GRIFFITH City Council’s financial sustainability has been thrown into question after an external report found development applications were 60 per cent below the group average.
Council came under fire last month after it was revealed two major developers had taken their business elsewhere due to Griffith’s Section 94A requirement, which necessitates investors to pay a 1 per cent levy to council.
The NSW Treasury Corporation (TCorp) report on financial sustainability of the NSW local government sector for 2011-2012 showed the value of development applications (DA) in Griffith stood at $31.86 million, while the group average for similar sized local government areas was $82.33 million.
The report also indicated Griffith’s financial sustainability rating was “sound with a negative outlook”.
Griffith City Council general manager Brett Stonestreet said in terms of the sustainability rating, he was “reasonably pleased”, given only 23 per cent of local government areas across the state received a sound or better rating.
He said council’s restructure and financial outlook had actually improved since the data was collated, which could influence the negative outlook.
However, Mr Stonestreet said the DA values were “disappointing”.
“It does effect the economic activity that is happening in the city but that is turning around and it’s going to take some time,” Mr Stonestreet said.
“All the community leaders in Griffith need to be looking at the positive aspects of the city going forward and really emphasise these.”
The results have alarmed Griffith Business Chamber president Paul Pierotti, who claims council needs to rapidly reign in its spending and make the DA process more attractive to potential investors.
He has urged council not to commit to any further spending until an external audit is completed in March next year.
“The TCorp assessment of council’s financial sustainability as sound with a negative outlook reinforces what we’ve been saying for years,” Mr Pierotti said.
“Council needs to review future processes and spending so it doesn’t have a negative outlook.

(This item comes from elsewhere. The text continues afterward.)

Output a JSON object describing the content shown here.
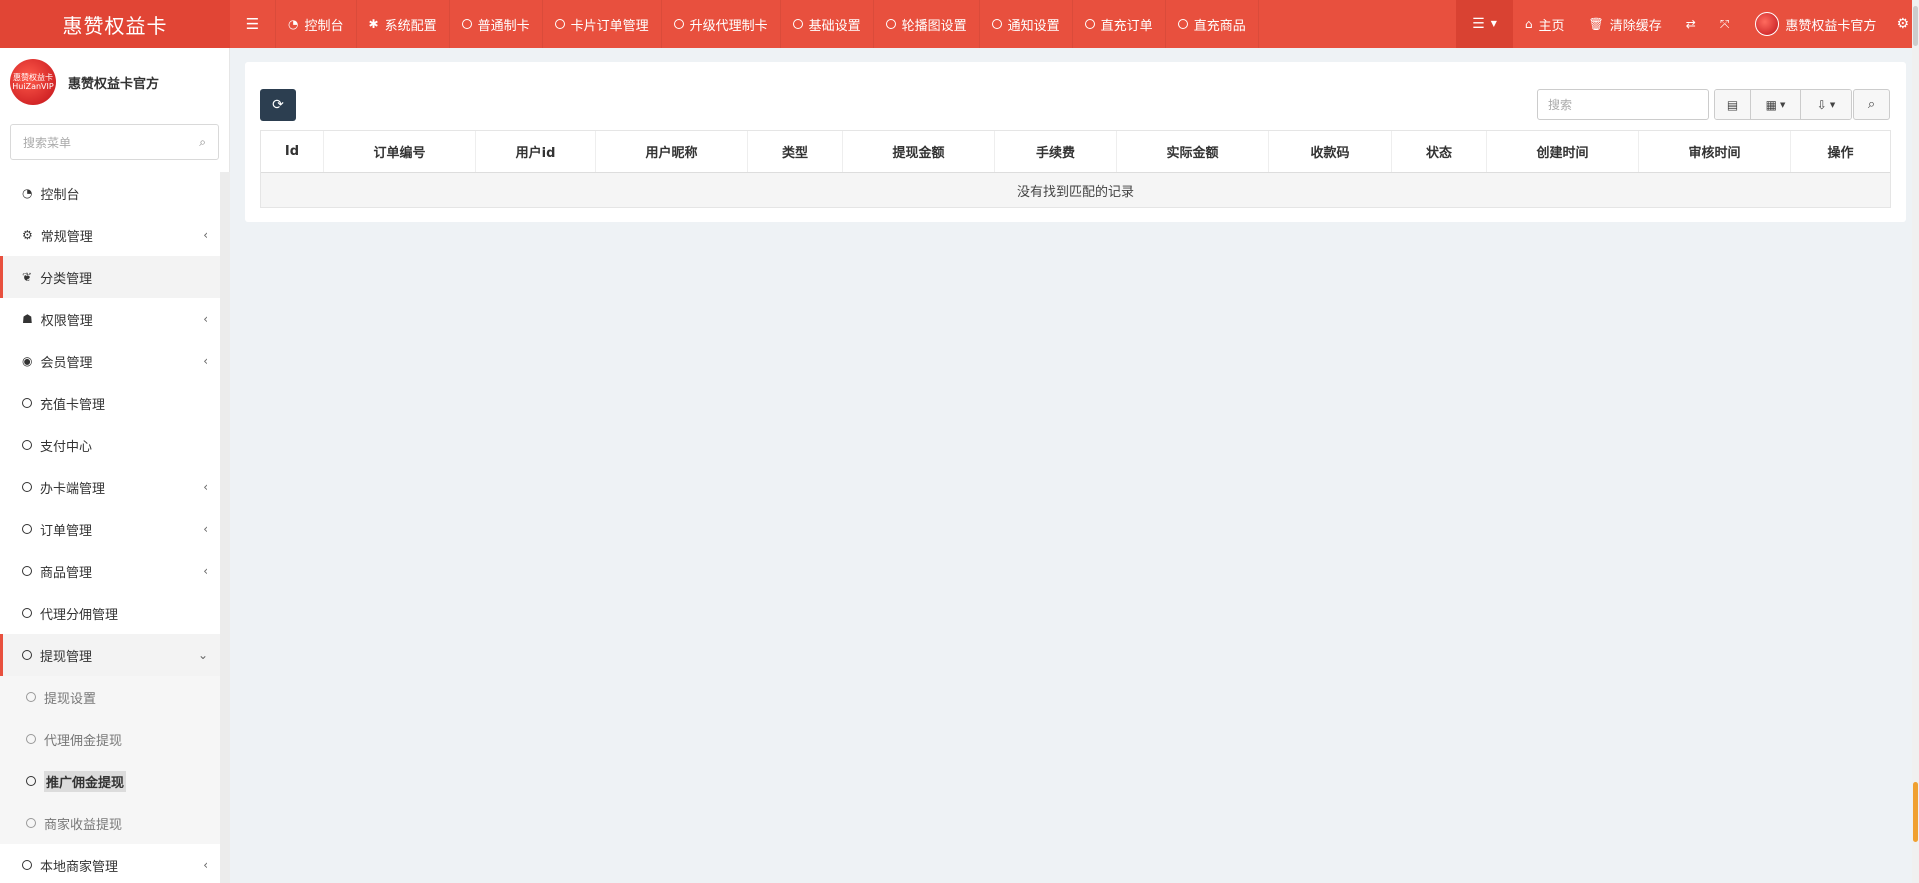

“It really reinforces that council needs to immediately review the whole DA process and remove completely Section 94A.”
Council is currently investigating this requirement with the possibility of amending it.